I'm using Entity Framework Code First and I'd like to be able to record all the SQL queries generated by the DbContext. In Linq to sql there was a DB log and I can't seem to find it in EF. I could then drop them in a log or output it to the page.

I'm using the version of the EntityFramework Assembly.

  • Does EF allow you to pass in a connection (rather than a string)? I know of ways if you can May 29, 2011 at 15:33
  • (to put that in context, we do this tracing in all of the stackoverflow code, and we don't use .Log) May 29, 2011 at 15:41
  • Marc do you use a custom Connection implementation that hooks up the logging? May 29, 2011 at 16:24
  • yes - custom connection, command, reader, etc - and in the process of open-sourcing it May 29, 2011 at 19:17
  • @Marc Gravel Let me know when you open source it I'd really appreciate it. May 29, 2011 at 20:37

4 Answers 4


Your best bet would be to use the Entity Framework Profiler, although it's unfortunately not free.

You can also manually get the SQL it will generate by running a ToString() on the IQueryable itself, but that will have to be done on a per-query basis.

One final option is that if you are using MS Sql Server as your backend, you can load up the Sql Server Profiler (that comes with Sql Server Management Studio I believe) and log the sql statements from there.

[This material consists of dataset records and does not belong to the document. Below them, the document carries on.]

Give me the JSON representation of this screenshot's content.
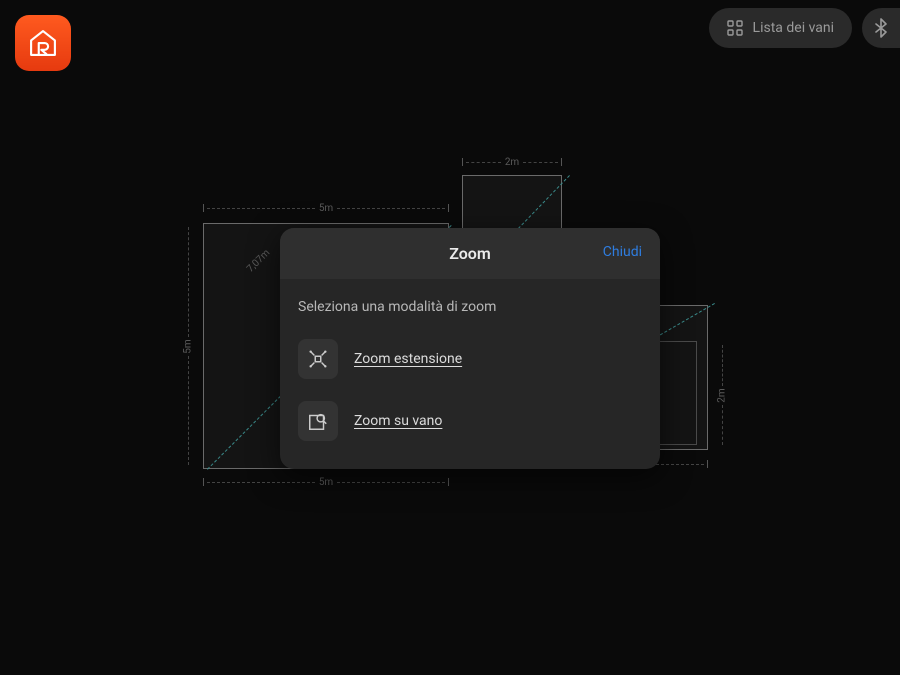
{
  "header": {
    "room_list_label": "Lista dei vani"
  },
  "floorplan": {
    "dims": {
      "top_a": "5m",
      "top_b": "2m",
      "bottom_a": "5m",
      "bottom_c": "5m",
      "left_a": "5m",
      "right_c": "2m",
      "diag_a": "7,07m"
    }
  },
  "modal": {
    "title": "Zoom",
    "close": "Chiudi",
    "subtitle": "Seleziona una modalità di zoom",
    "options": {
      "extent": "Zoom estensione",
      "room": "Zoom su vano"
    }
  }
}
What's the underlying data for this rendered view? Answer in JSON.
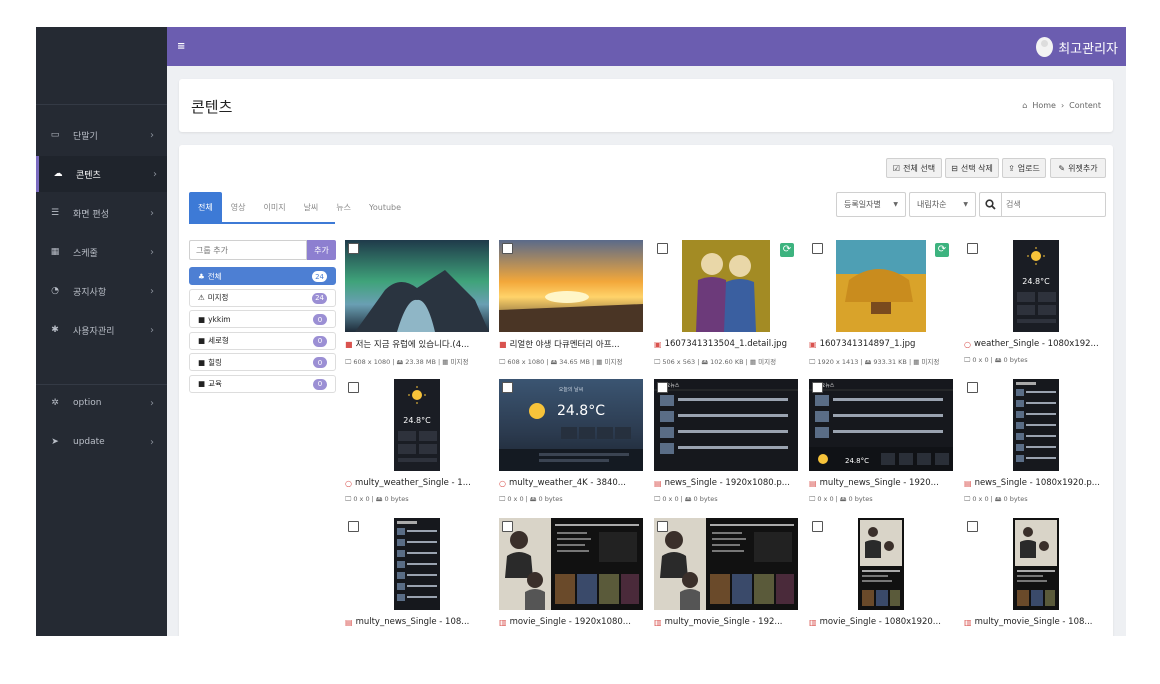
{
  "user": {
    "name": "최고관리자"
  },
  "sidebar": {
    "items": [
      {
        "icon": "monitor-icon",
        "glyph": "▭",
        "label": "단말기"
      },
      {
        "icon": "cloud-icon",
        "glyph": "☁",
        "label": "콘텐츠"
      },
      {
        "icon": "list-icon",
        "glyph": "☰",
        "label": "화면 편성"
      },
      {
        "icon": "table-icon",
        "glyph": "▦",
        "label": "스케줄"
      },
      {
        "icon": "dashboard-icon",
        "glyph": "◔",
        "label": "공지사항"
      },
      {
        "icon": "users-icon",
        "glyph": "✱",
        "label": "사용자관리"
      },
      {
        "icon": "gear-icon",
        "glyph": "✲",
        "label": "option"
      },
      {
        "icon": "send-icon",
        "glyph": "➤",
        "label": "update"
      }
    ]
  },
  "header": {
    "title": "콘텐츠",
    "breadcrumb_home": "Home",
    "breadcrumb_current": "Content"
  },
  "toolbar": {
    "select_all": "전체 선택",
    "delete_selected": "선택 삭제",
    "upload": "업로드",
    "add_widget": "위젯추가"
  },
  "tabs": [
    "전체",
    "영상",
    "이미지",
    "날씨",
    "뉴스",
    "Youtube"
  ],
  "filters": {
    "sort_by": "등록일자별",
    "order": "내림차순",
    "search_placeholder": "검색"
  },
  "groups": {
    "add_placeholder": "그룹 추가",
    "add_button": "추가",
    "list": [
      {
        "icon": "sitemap-icon",
        "glyph": "♣",
        "name": "전체",
        "count": "24"
      },
      {
        "icon": "warning-icon",
        "glyph": "⚠",
        "name": "미지정",
        "count": "24"
      },
      {
        "icon": "folder-icon",
        "glyph": "■",
        "name": "ykkim",
        "count": "0"
      },
      {
        "icon": "folder-icon",
        "glyph": "■",
        "name": "세로형",
        "count": "0"
      },
      {
        "icon": "folder-icon",
        "glyph": "■",
        "name": "힐링",
        "count": "0"
      },
      {
        "icon": "folder-icon",
        "glyph": "■",
        "name": "교육",
        "count": "0"
      }
    ]
  },
  "items": [
    {
      "type": "video",
      "type_icon": "video-icon",
      "glyph": "■",
      "title": "저는 지금 유럽에 있습니다.(4...",
      "meta": "🖵 608 x 1080 | 🖴 23.38 MB | ▦ 미지정",
      "thumb": "aurora",
      "sync": false
    },
    {
      "type": "video",
      "type_icon": "video-icon",
      "glyph": "■",
      "title": "리얼한 야생 다큐멘터리 아프...",
      "meta": "🖵 608 x 1080 | 🖴 34.65 MB | ▦ 미지정",
      "thumb": "sunset",
      "sync": false
    },
    {
      "type": "image",
      "type_icon": "image-file-icon",
      "glyph": "▣",
      "title": "1607341313504_1.detail.jpg",
      "meta": "🖵 506 x 563 | 🖴 102.60 KB | ▦ 미지정",
      "thumb": "painting1",
      "sync": true
    },
    {
      "type": "image",
      "type_icon": "image-file-icon",
      "glyph": "▣",
      "title": "1607341314897_1.jpg",
      "meta": "🖵 1920 x 1413 | 🖴 933.31 KB | ▦ 미지정",
      "thumb": "painting2",
      "sync": true
    },
    {
      "type": "weather",
      "type_icon": "weather-icon",
      "glyph": "○",
      "title": "weather_Single - 1080x192...",
      "meta": "🖵 0 x 0 | 🖴 0 bytes",
      "thumb": "weather-v",
      "sync": false
    },
    {
      "type": "weather",
      "type_icon": "weather-icon",
      "glyph": "○",
      "title": "multy_weather_Single - 1...",
      "meta": "🖵 0 x 0 | 🖴 0 bytes",
      "thumb": "weather-v",
      "sync": false
    },
    {
      "type": "weather",
      "type_icon": "weather-icon",
      "glyph": "○",
      "title": "multy_weather_4K - 3840...",
      "meta": "🖵 0 x 0 | 🖴 0 bytes",
      "thumb": "weather-h",
      "sync": false
    },
    {
      "type": "news",
      "type_icon": "news-icon",
      "glyph": "▤",
      "title": "news_Single - 1920x1080.p...",
      "meta": "🖵 0 x 0 | 🖴 0 bytes",
      "thumb": "news-h",
      "sync": false
    },
    {
      "type": "news",
      "type_icon": "news-icon",
      "glyph": "▤",
      "title": "multy_news_Single - 1920...",
      "meta": "🖵 0 x 0 | 🖴 0 bytes",
      "thumb": "news-h-weather",
      "sync": false
    },
    {
      "type": "news",
      "type_icon": "news-icon",
      "glyph": "▤",
      "title": "news_Single - 1080x1920.p...",
      "meta": "🖵 0 x 0 | 🖴 0 bytes",
      "thumb": "news-v",
      "sync": false
    },
    {
      "type": "news",
      "type_icon": "news-icon",
      "glyph": "▤",
      "title": "multy_news_Single - 108...",
      "meta": "",
      "thumb": "news-v",
      "sync": false
    },
    {
      "type": "movie",
      "type_icon": "movie-icon",
      "glyph": "▥",
      "title": "movie_Single - 1920x1080...",
      "meta": "",
      "thumb": "movie-h",
      "sync": false
    },
    {
      "type": "movie",
      "type_icon": "movie-icon",
      "glyph": "▥",
      "title": "multy_movie_Single - 192...",
      "meta": "",
      "thumb": "movie-h",
      "sync": false
    },
    {
      "type": "movie",
      "type_icon": "movie-icon",
      "glyph": "▥",
      "title": "movie_Single - 1080x1920...",
      "meta": "",
      "thumb": "movie-v",
      "sync": false
    },
    {
      "type": "movie",
      "type_icon": "movie-icon",
      "glyph": "▥",
      "title": "multy_movie_Single - 108...",
      "meta": "",
      "thumb": "movie-v",
      "sync": false
    }
  ],
  "thumb_text": {
    "temp": "24.8°C",
    "weather_title": "오늘의 날씨",
    "news_title": "주요뉴스"
  },
  "colors": {
    "accent": "#6b5db0",
    "tab_active": "#3d7ad6",
    "sidebar": "#252a33",
    "sync": "#3db37f"
  }
}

  • 1
    The OP is in luck if he decides to purchase this profiler as the creator (Ayende) is getting married today and offering a 29% discount until June 1st. ayende.com/blog/8193/the-big-event-is-just-a-week-away
    – Mike
    May 29, 2011 at 15:45
  • Well crap, I might have to finally purchase it now as well. $100 off is a bit hard to turn down
    – KallDrexx
    May 29, 2011 at 15:52
  • 1
    I know about profiler tools. I would like an in code solution that will give me output on the MVC web page itself. I dont want to have to do it per query I would like a event on the context that will let me capture the query and log it. May 29, 2011 at 16:22
  • @feanz - the code we use here does exactly that; it allows us to review the SQL live, in context, on every single request May 29, 2011 at 19:34

Miniprofiler a free alternative to entity framework profiler that will allow you to trace all sql queries made during web requests


With tools like EF it becomes more important than ever to use the SQL Server Profiler, and it should be the primary tool used for this type of situations, if it was important when we actually wrote the queries it is even more important now that these tools build the queries for us, it's a must not only for debugging but also for optimization


I'll just leave it here.

public class Context : DbContext
    public Context(string connectionString) : base(connectionString)
    { Database.Log = Console.Write;  }

Your Answer

By clicking “Post Your Answer”, you agree to our terms of service, privacy policy and cookie policy

Not the answer you're looking for? Browse other questions tagged or ask your own question.